Jeanne Ellermeier's opinion on roundabouts is kind of like the traffic-calming devices -- flowing several different directions at once.
"I think they are a pain in the neck," Ellermeier said Monday, "but I also think they work."
Ellermeier lives in the Indian Hills neighborhood and supports city efforts to slow traffic on Louisiana Street. She thinks roundabouts have been effective in slowing traffic in other parts of town and are no more dangerous than a typical four-way stop sign.
"People don't like them, but that is because people don't like to slow down," she said.
Debate about the traffic-calming devices has been unceasing for several years now, leaving some motorists dizzy with dissatisfaction. So when the Lawrence City Commission meets tonight to discuss a proposed roundabout at 19th and Louisiana streets, a wider discussion could begin.
"There is certainly a lot of division in the community about roundabouts, and we need to talk about that," City Commissioner Sue Hack said. "Some people love them, but for some other people 'hate' isn't a strong enough word to describe their feelings."
Several city commissioners have said they want to explore the idea of creating a marketing campaign -- maybe a city-produced TV commercial, billboard or new pamphlet -- to educate drivers on the best way to navigate roundabouts.
"We have to do our citizens a favor by reteaching people on roundabouts," Hack said. "We have to show them how to use them the right way."
First, city commissioners must ensure they're reading from the same lesson plan. In the last month, new questions have arisen inside City Hall regarding when roundabout construction is prudent.
In November, commissioners unanimously approved $250,000 for a roundabout project at 19th and Louisiana streets. But earlier this month, Mayor Mike Rundle said after doing more research on the subject he was unsure about the project.
On Monday, Rundle said he was confident city officials needed to look at alternatives for the intersection. Rundle said he would urge fellow commissioners to reject a $37,000 contract with BG Consultants to create four roundabout designs for the intersection.
"I don't think there is much community support for a roundabout there," Rundle said. "I have had a lot of people thanking me for backing off on the project."
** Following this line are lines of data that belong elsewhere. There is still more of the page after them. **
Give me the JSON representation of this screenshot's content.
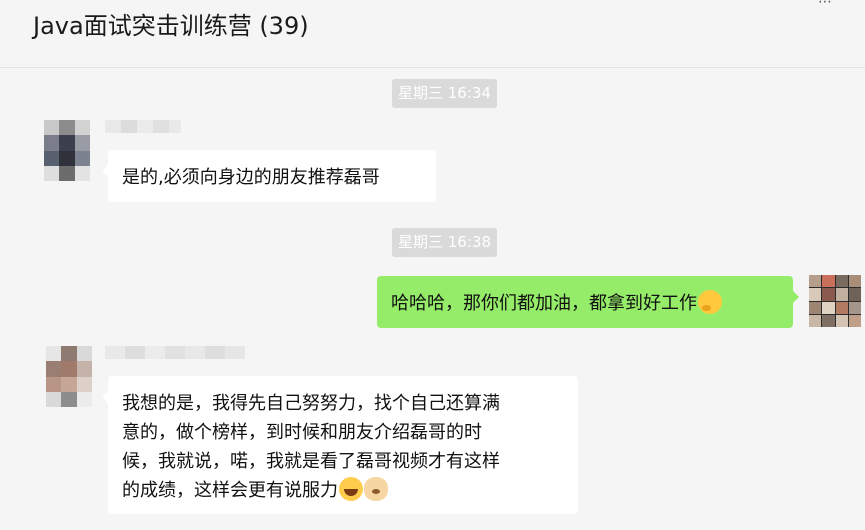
{
  "header": {
    "title": "Java面试突击训练营 (39)"
  },
  "messages": [
    {
      "type": "time",
      "text": "星期三 16:34"
    },
    {
      "type": "received",
      "text": "是的,必须向身边的朋友推荐磊哥"
    },
    {
      "type": "time",
      "text": "星期三 16:38"
    },
    {
      "type": "sent",
      "text": "哈哈哈，那你们都加油，都拿到好工作",
      "emoji": "thinking-face-emoji"
    },
    {
      "type": "received",
      "lines": [
        "我想的是，我得先自己努努力，找个自己还算满",
        "意的，做个榜样，到时候和朋友介绍磊哥的时",
        "候，我就说，喏，我就是看了磊哥视频才有这样",
        "的成绩，这样会更有说服力"
      ],
      "emojis": [
        "laughing-tears-emoji",
        "doge-emoji"
      ]
    }
  ],
  "colors": {
    "sent_bubble": "#95ec69",
    "received_bubble": "#ffffff",
    "time_chip": "#dadada",
    "background": "#f5f5f5"
  }
}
Rundle said he wanted a clearer understanding of the traffic issues the city was trying to solve at the intersection, and a detailed study of alternatives such as turn lanes or traffic signal improvements.
Plus, Rundle said, the intersection needs to be ranked against other potential traffic improvements that could be made in the city. The proposed roundabout has an estimated cost of $545,000.
"I'm sure there are a lot of people who would like to see that money spent elsewhere, even if it is spread throughout town fixing potholes and that sort of thing," Rundle said.
City Commissioner David Dunfield, who has been a supporter of roundabouts, said he would be willing to "step back" on the project as well. But he, like Hack, wants to engage the community in a discussion.
"We need to have a discussion about what we're trying to do with roundabouts, and why they're superior in a lot of cases to traffic signals," Dunfield said. "The most frequent complaint I hear is that people don't know how to use them. We need to address that."
It won't be an easy task, said Patricia Sinclair, a Barker neighborhood resident who has been an opponent of the traffic devices. She said a marketing campaign to teach people the finer points of roundabouts was unlikely to work.
"The ones who are going to be the most receptive about that type of message are probably good, attentive drivers anyway," Sinclair said. "The ones who need it won't pay attention."
The City Commission meets at 6:35 tonight at City Hall, Sixth and Massachusetts streets.